Manhattan rent prices fall for the first time in over 2 years

Year-over-year rental prices have fallen in Manhattan for the first time in over 27 months.
Year-over-year rental prices have fallen in Manhattan for the first time in over 27 months.
WikiMedia Commons

Renting in Manhattan has become cheaper for the first time in two years — well, sort of.

While paying landlords each month is still an immense burden for many New Yorkers, renters in the borough of skyscrapers have been given a noticeable break, as the median rent for apartments in Manhattan has dropped to $4,000 — a 2.3% decline from the same month last year, according to a new study. 

The news marks the first year-over-year decline in the median cost of rent in over 27 months, when landlords were still adjusting to the post-pandemic trends in market prices. 

Published by brokerage firms Douglas Elliman and Miller Samuel, the study shows a 4.6% drop in November rent prices in Manhattan compared with October, and a 9% decline from record-high median rent of $4,400 from August.

Median prices for studio apartments in Manhattan hit $3,000 in November, while one-bedrooms averaged $4,000. Two-bedroom apartments, meanwhile, were recorded at an average of $5,410, according to the study. 

While the drop is undoubtedly a welcome one for renters, Miller Samuel’s CEO noted that costs are still significantly higher than they were before the COVID-19 pandemic. 

“The consumer has reached an affordability threshold,” said Jonathan Miller. “There is only so much more they can pay. Sure rents have seen a 9% decline from the summer, but they are still more than 11% higher than pre-pandemic levels in November 2019.”

Why are rent prices falling?

Still, despite costs being higher than four years ago, the year-over-year drop is significant — and Miller predicted that rents would continue to fall, barring any major unforeseen changes to the fiscal landscape. 

One major reason for the sudden change in the upward trajectory of housing costs has been the reduction of nationwide inflation.

The rate of inflation hit a recent high of 9.1% in June of 2022, and remained abnormally high for over a year, until rate hikes from the Federal Reserve helped bring inflation back below 3% earlier this year. 

As a result, prices for goods and services, including housing, have stopped their rapid accent, and have begun to decline. 

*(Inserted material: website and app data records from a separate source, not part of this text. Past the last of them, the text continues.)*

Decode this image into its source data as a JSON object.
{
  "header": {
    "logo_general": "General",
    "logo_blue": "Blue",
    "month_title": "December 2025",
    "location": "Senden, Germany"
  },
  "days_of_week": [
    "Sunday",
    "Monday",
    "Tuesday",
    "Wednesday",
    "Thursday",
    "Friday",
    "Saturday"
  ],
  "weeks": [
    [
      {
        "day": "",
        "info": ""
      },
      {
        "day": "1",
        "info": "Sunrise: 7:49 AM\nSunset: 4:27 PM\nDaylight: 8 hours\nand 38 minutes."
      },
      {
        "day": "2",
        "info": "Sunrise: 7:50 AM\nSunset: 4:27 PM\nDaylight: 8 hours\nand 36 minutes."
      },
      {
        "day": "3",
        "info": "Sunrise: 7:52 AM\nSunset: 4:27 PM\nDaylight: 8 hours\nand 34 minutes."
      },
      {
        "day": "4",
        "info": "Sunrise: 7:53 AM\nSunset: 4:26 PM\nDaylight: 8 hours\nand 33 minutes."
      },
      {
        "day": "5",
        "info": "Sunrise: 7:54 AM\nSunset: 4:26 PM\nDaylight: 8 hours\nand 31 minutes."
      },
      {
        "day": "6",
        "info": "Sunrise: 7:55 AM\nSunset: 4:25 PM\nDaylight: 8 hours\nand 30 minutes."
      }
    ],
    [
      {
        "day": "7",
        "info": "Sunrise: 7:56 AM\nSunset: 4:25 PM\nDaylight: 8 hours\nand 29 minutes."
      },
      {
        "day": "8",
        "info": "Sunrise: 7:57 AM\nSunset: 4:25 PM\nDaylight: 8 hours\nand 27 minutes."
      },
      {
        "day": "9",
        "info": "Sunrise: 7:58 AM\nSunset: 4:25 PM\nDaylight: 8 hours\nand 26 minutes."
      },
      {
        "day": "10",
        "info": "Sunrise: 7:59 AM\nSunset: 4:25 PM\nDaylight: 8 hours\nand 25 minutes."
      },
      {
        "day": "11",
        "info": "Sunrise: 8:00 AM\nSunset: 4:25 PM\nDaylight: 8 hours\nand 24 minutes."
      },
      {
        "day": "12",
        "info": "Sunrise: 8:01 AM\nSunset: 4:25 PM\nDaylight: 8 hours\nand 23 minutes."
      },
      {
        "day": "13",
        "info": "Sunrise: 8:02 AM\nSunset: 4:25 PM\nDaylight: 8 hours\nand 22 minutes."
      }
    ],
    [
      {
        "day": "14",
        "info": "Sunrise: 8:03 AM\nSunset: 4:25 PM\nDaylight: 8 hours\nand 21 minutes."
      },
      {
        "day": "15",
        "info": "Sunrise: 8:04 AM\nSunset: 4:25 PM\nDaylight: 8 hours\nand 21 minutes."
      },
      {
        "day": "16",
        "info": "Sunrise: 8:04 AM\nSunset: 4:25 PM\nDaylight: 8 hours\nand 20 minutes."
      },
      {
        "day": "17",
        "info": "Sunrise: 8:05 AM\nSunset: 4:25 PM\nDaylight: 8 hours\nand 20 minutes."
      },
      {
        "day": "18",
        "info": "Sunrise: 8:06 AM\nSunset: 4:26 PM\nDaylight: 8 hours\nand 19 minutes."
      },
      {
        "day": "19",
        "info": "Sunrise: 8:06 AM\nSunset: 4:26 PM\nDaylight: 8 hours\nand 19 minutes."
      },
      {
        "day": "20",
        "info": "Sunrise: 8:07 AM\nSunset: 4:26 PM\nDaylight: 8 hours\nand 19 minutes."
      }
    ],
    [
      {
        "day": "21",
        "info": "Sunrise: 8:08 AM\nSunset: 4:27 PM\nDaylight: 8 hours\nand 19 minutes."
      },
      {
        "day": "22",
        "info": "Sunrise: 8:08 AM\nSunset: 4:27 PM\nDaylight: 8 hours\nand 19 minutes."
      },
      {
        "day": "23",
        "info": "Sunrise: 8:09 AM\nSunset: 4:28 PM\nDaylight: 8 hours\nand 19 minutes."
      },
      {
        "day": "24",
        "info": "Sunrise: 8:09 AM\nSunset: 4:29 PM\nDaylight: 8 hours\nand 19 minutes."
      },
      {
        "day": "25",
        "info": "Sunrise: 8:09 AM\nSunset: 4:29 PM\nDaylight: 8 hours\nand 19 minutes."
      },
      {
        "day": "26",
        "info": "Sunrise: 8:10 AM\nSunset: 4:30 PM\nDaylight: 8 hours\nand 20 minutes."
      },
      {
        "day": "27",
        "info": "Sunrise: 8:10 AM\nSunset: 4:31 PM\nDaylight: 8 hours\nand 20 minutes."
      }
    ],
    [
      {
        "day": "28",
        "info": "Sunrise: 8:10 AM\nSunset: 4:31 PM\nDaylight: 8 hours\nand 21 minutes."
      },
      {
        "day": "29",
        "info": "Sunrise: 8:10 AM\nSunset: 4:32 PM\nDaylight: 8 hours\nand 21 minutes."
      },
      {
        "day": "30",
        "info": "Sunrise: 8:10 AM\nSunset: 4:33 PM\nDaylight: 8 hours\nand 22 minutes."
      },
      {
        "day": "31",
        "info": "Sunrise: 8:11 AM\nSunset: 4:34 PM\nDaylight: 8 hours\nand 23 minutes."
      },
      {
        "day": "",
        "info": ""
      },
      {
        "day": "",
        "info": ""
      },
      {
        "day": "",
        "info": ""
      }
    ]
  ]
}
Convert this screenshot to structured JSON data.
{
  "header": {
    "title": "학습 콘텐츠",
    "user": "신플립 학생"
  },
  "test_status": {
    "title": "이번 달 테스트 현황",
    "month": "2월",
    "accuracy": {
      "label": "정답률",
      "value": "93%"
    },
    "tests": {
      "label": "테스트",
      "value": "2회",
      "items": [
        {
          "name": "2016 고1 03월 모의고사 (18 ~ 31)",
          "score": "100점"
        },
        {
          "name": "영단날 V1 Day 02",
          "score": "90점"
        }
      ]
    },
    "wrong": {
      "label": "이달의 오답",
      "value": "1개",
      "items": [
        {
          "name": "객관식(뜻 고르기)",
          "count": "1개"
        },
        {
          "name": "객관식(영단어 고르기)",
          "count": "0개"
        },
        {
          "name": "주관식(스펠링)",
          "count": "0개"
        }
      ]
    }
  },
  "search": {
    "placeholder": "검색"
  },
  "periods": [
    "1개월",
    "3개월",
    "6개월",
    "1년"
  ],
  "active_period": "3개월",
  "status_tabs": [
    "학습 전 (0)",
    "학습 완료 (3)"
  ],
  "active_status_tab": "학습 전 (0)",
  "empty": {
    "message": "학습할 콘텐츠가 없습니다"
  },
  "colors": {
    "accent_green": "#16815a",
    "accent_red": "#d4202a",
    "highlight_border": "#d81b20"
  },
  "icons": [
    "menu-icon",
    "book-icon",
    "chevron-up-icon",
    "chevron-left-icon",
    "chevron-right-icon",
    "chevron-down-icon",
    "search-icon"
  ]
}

Another reason for the drop has been widespread layoffs in the tech financial industries, which are heavily concentrated in the Big Apple — leaving many would-be tenants sitting on the sidelines of the housing market.

The data is backed up by the situation in the rental market, where more landlords have begun offering concessions to prospective tenants, such as one month free on new leases. The number of apartment listings in Manhattan offering deal-sweeteners reached 14% in November, which marked a 2% increase over the previous month, according to the study. 

Vacancy rates for Manhattan apartments, meanwhile, have seen a slight uptick year-over-year, and the number of new leases signed in November dropped 29% compared with October. 

Meanwhile, other boroughs have yet to face the same decline in rental prices as Manhattan — with prices in Brooklyn rising 6% year-over-year, and Queens seeing costs essentially stagnant. Many experts, however, believe that the other four boroughs will soon see similar downward trends. 

“I think there is more room for further declines into next year,” said Miller.